The SECRET to Getting Your Child to Talk
Updated: Jul 10
First words are among some of the most anxiously awaited milestones for our children. Every parent eagerly anticipates hearing their child's sweet voice say "mama" or "dada". First words typically emerge around the age of one. The average range for this milestone is between 10 and 14 months. For some parents, these words arrive right on time, while others are left waiting. So, what is the SECRET to getting your child to talk?
Follow these THREE steps to put your child on the right path toward those precious first words.
1. Teach them the power of communication!
Communication begins long before first words. Infants can cry and smile to communicate, while older babies can use eye gaze and early gestures like reaching and pointing to make their wants and needs known. Respond to your child’s early attempts to communicate. When they make eye contact and vocalize, treat it as if they are saying true words and talk back to them. When they look toward an item they want, model the word for that item. Teach them to use early gestures like waving hello, reaching up to be picked up, and pointing to things they want. Model these gestures for them as much as possible. To expand your child’s opportunities for nonverbal communication, introduce some simple sign language that will allow them to communicate with you in a variety of ways. Teach signs for “more”, “eat”, “milk”, “all done”, “please”, “bath”, “outside”, and “help” to start!
2. Build verbal imitation skills!
Imitation is how children learn language. Start early by imitating your young baby’s vocalizations and cooing. If they blow raspberries, shout “ah!”, or say “ooooo’’, say it back to them. Encourage them to go back and forth with you, taking turns making these silly sounds. Around 6 months and up, you can start working on imitation in play. Model play sounds for vehicles and animals and add sound effects to your actions.
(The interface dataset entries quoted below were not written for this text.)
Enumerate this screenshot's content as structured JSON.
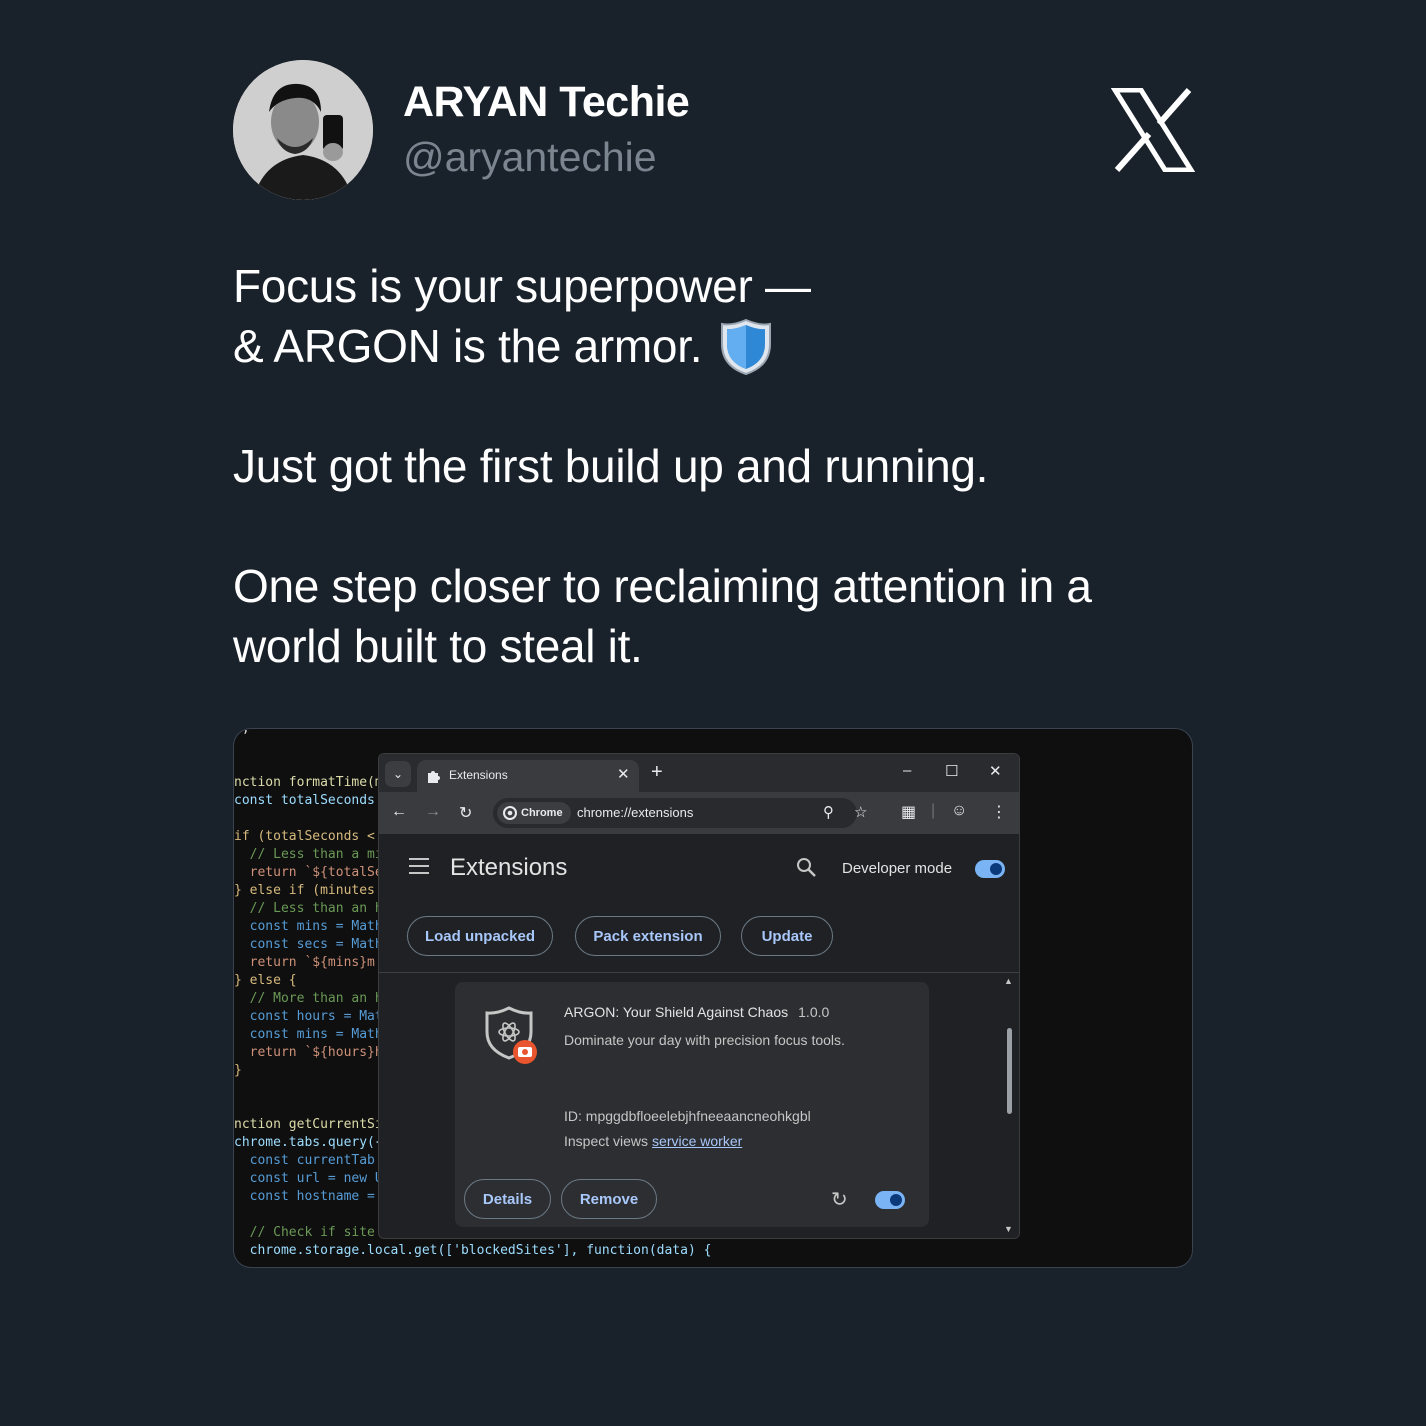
{
  "author": {
    "display_name": "ARYAN Techie",
    "handle": "@aryantechie"
  },
  "icons": {
    "platform_logo": "x-logo",
    "emoji": "shield-icon"
  },
  "tweet": {
    "line1": "Focus is your superpower —",
    "line2": "& ARGON is the armor.",
    "line3": "Just got the first build up and running.",
    "line4": "One step closer to reclaiming attention in a",
    "line5": "world built to steal it."
  },
  "media": {
    "code_lines": [
      "};",
      "nction formatTime(m",
      "const totalSeconds",
      "if (totalSeconds <",
      "  // Less than a mi",
      "  return `${totalSe",
      "} else if (minutes",
      "  // Less than an h",
      "  const mins = Math",
      "  const secs = Math",
      "  return `${mins}m",
      "} else {",
      "  // More than an h",
      "  const hours = Mat",
      "  const mins = Math",
      "  return `${hours}h",
      "}",
      "nction getCurrentSi",
      "chrome.tabs.query({",
      "  const currentTab",
      "  const url = new U",
      "  const hostname =",
      "  // Check if site is already blocked",
      "  chrome.storage.local.get(['blockedSites'], function(data) {"
    ],
    "browser": {
      "tab_title": "Extensions",
      "chip_label": "Chrome",
      "url": "chrome://extensions",
      "page_title": "Extensions",
      "developer_mode_label": "Developer mode",
      "developer_mode_on": true,
      "buttons": {
        "load_unpacked": "Load unpacked",
        "pack_extension": "Pack extension",
        "update": "Update"
      },
      "extension": {
        "name": "ARGON: Your Shield Against Chaos",
        "version": "1.0.0",
        "description": "Dominate your day with precision focus tools.",
        "id_text": "ID: mpggdbfloeelebjhfneeaancneohkgbl",
        "inspect_label": "Inspect views",
        "inspect_link": "service worker",
        "details_label": "Details",
        "remove_label": "Remove",
        "enabled": true
      }
    }
  },
  "colors": {
    "background": "#19212b",
    "handle": "#7b8590",
    "accent_blue": "#a8c7fa"
  }
}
Say “ta ta ta” as you use a hammer. Say “ba ba ba” as you bounce a ball. Exclaim “ohhhhh” as you look at bubbles. Sing nursery songs using big hand motions, encouraging your child to join in by helping their hands do the motions for the song. Be fun, excited, and cheerful, modeling words like “uhoh!” “wee!”, and “yay!” as you play. These protowords communicate emotions and are phonetically very simple for your baby to produce. Once your child can imitate play sounds, work on imitating words with early developing consonant sounds to promote successful imitation. Kids develop the /m/, /b/, /d/, /p/, /t/, /w/, /n/, and /h/ sounds first and are also more likely to use sounds in words if they are already babbling those sounds. Pay attention to the sounds your child is babbling and start there! See *A Parent's Guide to First Words* for some ideas on words to try!
3. Give your child MANY opportunities to communicate!
Make them work :) (by communicating) to get the things they want and need. A speech therapist or early interventionist may use the term “communication temptation”. These are intentional changes to your child’s environment that give them a reason to initiate communication with you. Some kids need this extra nudge to communicate more than others, but communication temptations can be very effective in increasing spontaneous word use for all young children. Keep their favorite toys, snacks, and even their water bottle in sight, but out of reach, so that they have to ask to get them. When they get stuck or need help with a toy, wait, and let them come to you and ask for help. Put favorites in containers they can’t open so that they bring them to you, or pull you over to get the item they want. Play with toys that require adult assistance to operate, like a balloon pump, ball popper, or wind-up toy. Once they indicate that they want something, hold that item up by your face, model the word, and wait 3 seconds for them to repeat that word. Try this twice before giving them the item in question. Give choices whenever possible for snack, toys, and clothes to give them a chance to say (or point to) the one they want. Set them up to communicate, but DON'T set them up to fail. If your child is not imitating sounds or using any words yet, allow them to use gestures (pointing, pulling you towards an item, or use simple signs) to communicate. Always remember the rule of two! Try twice to get them to say a word, and move on. This will help reduce frustration for both you AND your child!
Get ALL of the tips and the exact steps to follow to set your child on the path to their first words in my upcoming, online *First 50 Words* course.
This course will open in September 2021. You can text #firstwords to 678-824-5520 to join the waitlist and get early access to the course for a reduced price.
If you are still waiting on those precious first words, I hope you'll join me in the course to continue this conversation. This course is recommended for parents of children ages 9-24 months that are using less than 50 words. If your child is over the age of 18 months and using less than 10 words, consider an evaluation with your friendly neighborhood speech-language pathologist who can offer individualized support for your child.
Cheers to First Words!
Laura Brown :)